The high-mounted climate controls are easy to reach and see, while other secondary controls are intuitive. The infotainment controls are less so, however. The standard Display Audio system utilizes a knob-and-screen system similar to Mercedes' COMAND system. We haven't had a chance to try it, but a majority of NX models are likely to leave the dealer lot with navigation and thus the latest iteration of Remote Touch. Various menus and icons are selected with a console-mounted touchpad (like a laptop's). There is haptic feedback through that pad when you click something, but in general, we find that using Remote Touch draws too much of your attention from the road.

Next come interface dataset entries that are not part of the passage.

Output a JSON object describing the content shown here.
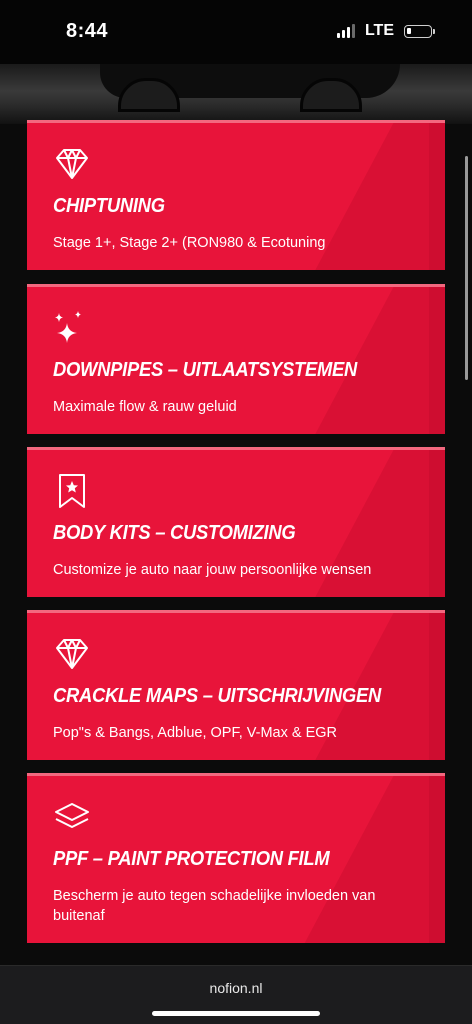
{
  "status": {
    "time": "8:44",
    "network": "LTE",
    "signal_bars": 3,
    "battery_level": 0.2
  },
  "colors": {
    "card_bg": "#e8143a",
    "card_top_border": "#f3687f",
    "page_bg": "#0b0b0b"
  },
  "services": [
    {
      "icon": "diamond-icon",
      "title": "CHIPTUNING",
      "description": "Stage 1+, Stage 2+ (RON980 & Ecotuning"
    },
    {
      "icon": "sparkles-icon",
      "title": "DOWNPIPES – UITLAATSYSTEMEN",
      "description": "Maximale flow & rauw geluid"
    },
    {
      "icon": "bookmark-star-icon",
      "title": "BODY KITS – CUSTOMIZING",
      "description": "Customize je auto naar jouw persoonlijke wensen"
    },
    {
      "icon": "diamond-icon",
      "title": "CRACKLE MAPS – UITSCHRIJVINGEN",
      "description": "Pop\"s & Bangs, Adblue, OPF, V-Max & EGR"
    },
    {
      "icon": "layers-icon",
      "title": "PPF – PAINT PROTECTION FILM",
      "description": "Bescherm je auto tegen schadelijke invloeden van buitenaf"
    }
  ],
  "browser": {
    "url": "nofion.nl"
  }
}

Rear passengers in the NX should find a generous amount of space, at least compared with most other compact luxury crossovers. Cargo space is skimpy, however, even if the NX 300h avoids the typical hybrid problem of significantly reduced cargo capacity over a traditionally powered version. Its 53.7 cubic feet of total volume may be about equal to the similarly constricted Mercedes GLK and just a few cubes shy of an Audi Q5, but its raked liftgate seems to make it less versatile than even its modest volume number would suggest. That's driven home by its 16.8 cubic feet with the seats raised, making it less spacious than its compact crossover rivals.
Edmunds expert review process
This review was written by a member of Edmunds' editorial team of expert car reviewers. Our team drives every car you can buy. We put the vehicles through rigorous testing, evaluating how they drive and comparing them in detail to their competitors.
We're also regular people like you, so we pay attention to all the different ways people use their cars every day. We want to know if there's enough room for our families and our weekend gear and whether or not our favorite drink fits in the cupholder. Our editors want to help you make the best decision on a car that fits your life.